Explaining his approach to his work, he said: “I never thought I was better than anyone else as mayor. I raised money for the Red Cross. Islam is everything I do and it only teaches good and respect for others. There is a major problem with the portrayal (of Islam) in the media. We have no other Muslim councillors. People that opposed me, later shook my hand. Whatever we do should be good for society.”
Leader of Runnymede Councillor Nick Prescott said the Ahmadi Muslims raised more money for charity than all the others put together. When there was a flood in the area, the Ahmadis provided food and distributed sand bags alongside a group of Hindus.
Derek Gardner, Mayor of Alton, said: “It’s absolutely enthralling. This is my first visit, it will not be my last.”

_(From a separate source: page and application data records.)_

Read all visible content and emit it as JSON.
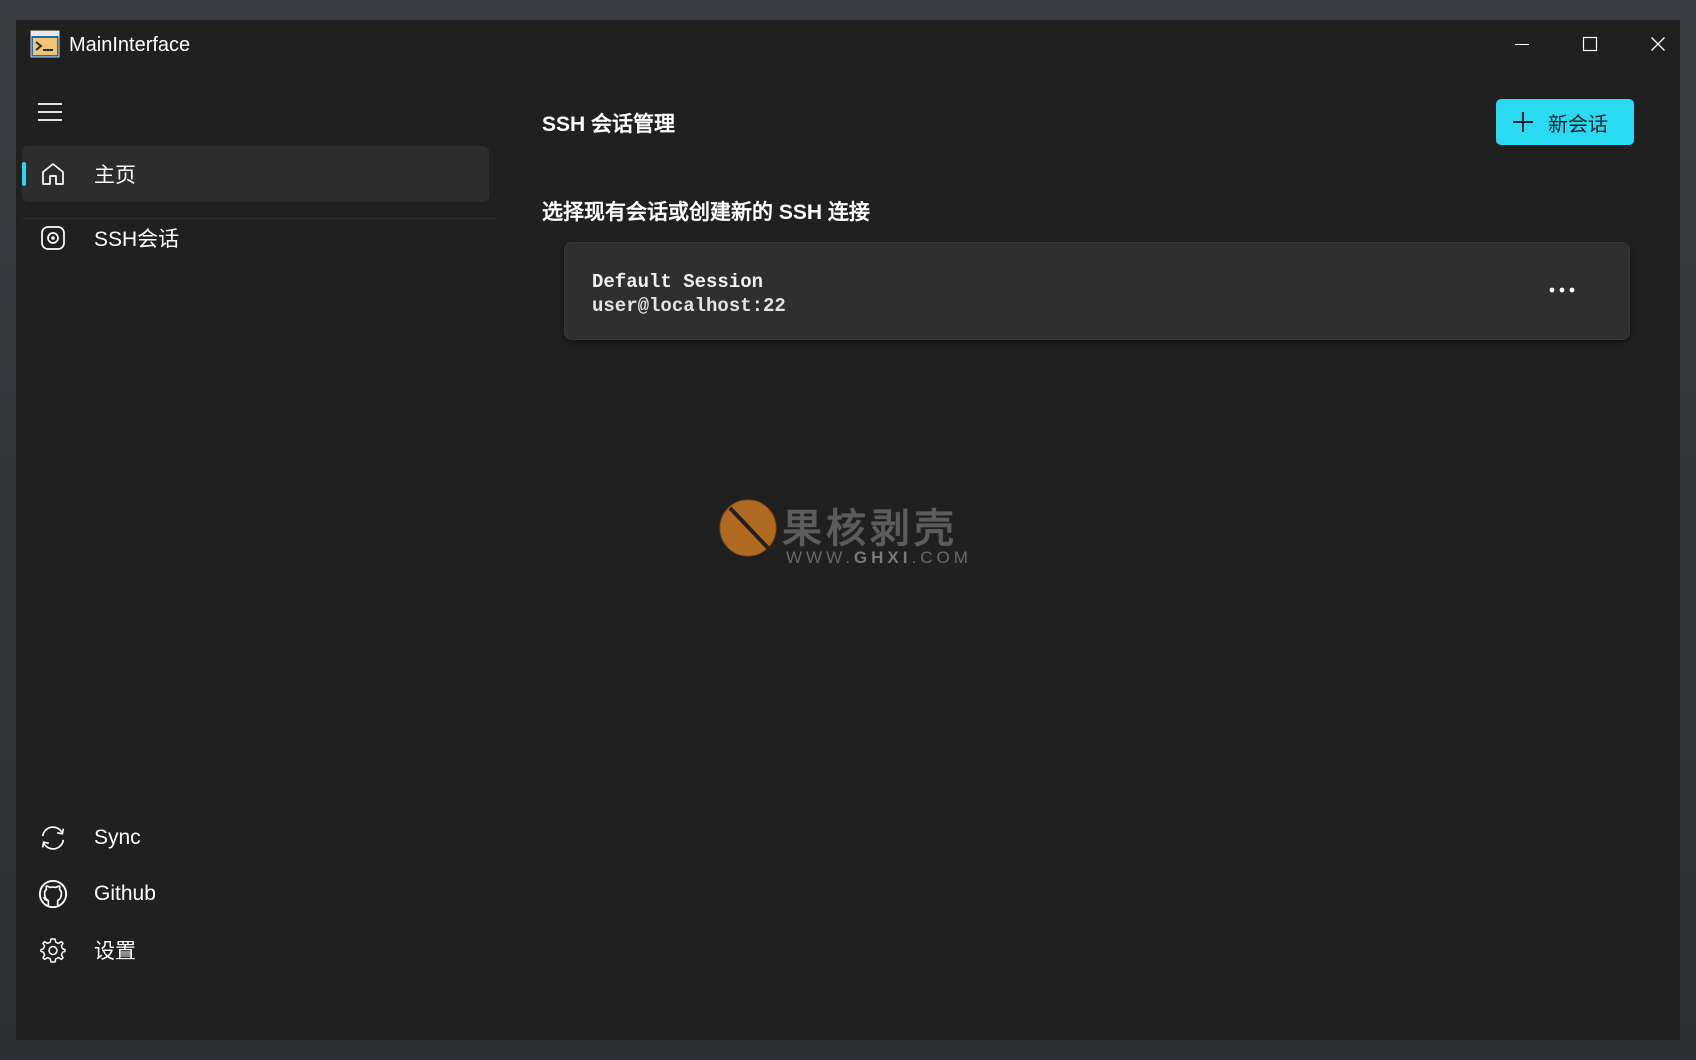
{
  "window": {
    "title": "MainInterface"
  },
  "sidebar": {
    "items": [
      {
        "label": "主页",
        "icon": "home-icon",
        "active": true
      },
      {
        "label": "SSH会话",
        "icon": "ssh-icon",
        "active": false
      }
    ],
    "footer_items": [
      {
        "label": "Sync",
        "icon": "sync-icon"
      },
      {
        "label": "Github",
        "icon": "github-icon"
      },
      {
        "label": "设置",
        "icon": "gear-icon"
      }
    ]
  },
  "main": {
    "title": "SSH 会话管理",
    "new_session_label": "新会话",
    "subtitle": "选择现有会话或创建新的 SSH 连接",
    "sessions": [
      {
        "name": "Default Session",
        "host": "user@localhost:22"
      }
    ]
  },
  "watermark": {
    "title": "果核剥壳",
    "url_prefix": "WWW.",
    "url_main": "GHXI",
    "url_suffix": ".COM"
  },
  "colors": {
    "accent": "#2ad9f2",
    "background": "#202020",
    "active_item": "#2d2d2d",
    "card": "#2f2f2f"
  }
}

Nasser Ahmad Khan, an Ahmadi Muslim convention delegate volunteers with Humanity First, the community’s disaster relief programme. He believes that the UK is one of the greatest countries in the world, even post Brexit, because of the level of diversity, thought and tolerance. He said: “Our home countries would not allow it.”
MP for Kingston and Surbiton Ed Davey said: “I have had many Ahmadi Muslim friends over many years. I am privileged to work and campaign with them. They represent the best of British society.”
As a visitor to the Jalsa Salana for the second time, I was struck by how much Ahmadi Muslims contribute to the economy and yet how humbly they serve as volunteers. It takes a team of 7,000 people to organise, and staff the convention but I was told firmly that no one is indispensable. And volunteering is not confined to the Jalsa. Their disaster relief charity, Humanity First, is also run by volunteers who give up annual leave and pay their own air fares to travel and help communities in need around the globe. Ahmadi Muslims know what it means to serve humanity, not just their own people, and they are always on the lookout for ways to contribute positively to society.
You can find out more about the Ahmadiyya Community in the UK here or by tuning into Voice of Islam Radio and by following events on social media @jalsaUK, #jalsaUK or #jalsaconnect.
Extracts from this article were published by the Alton Herald.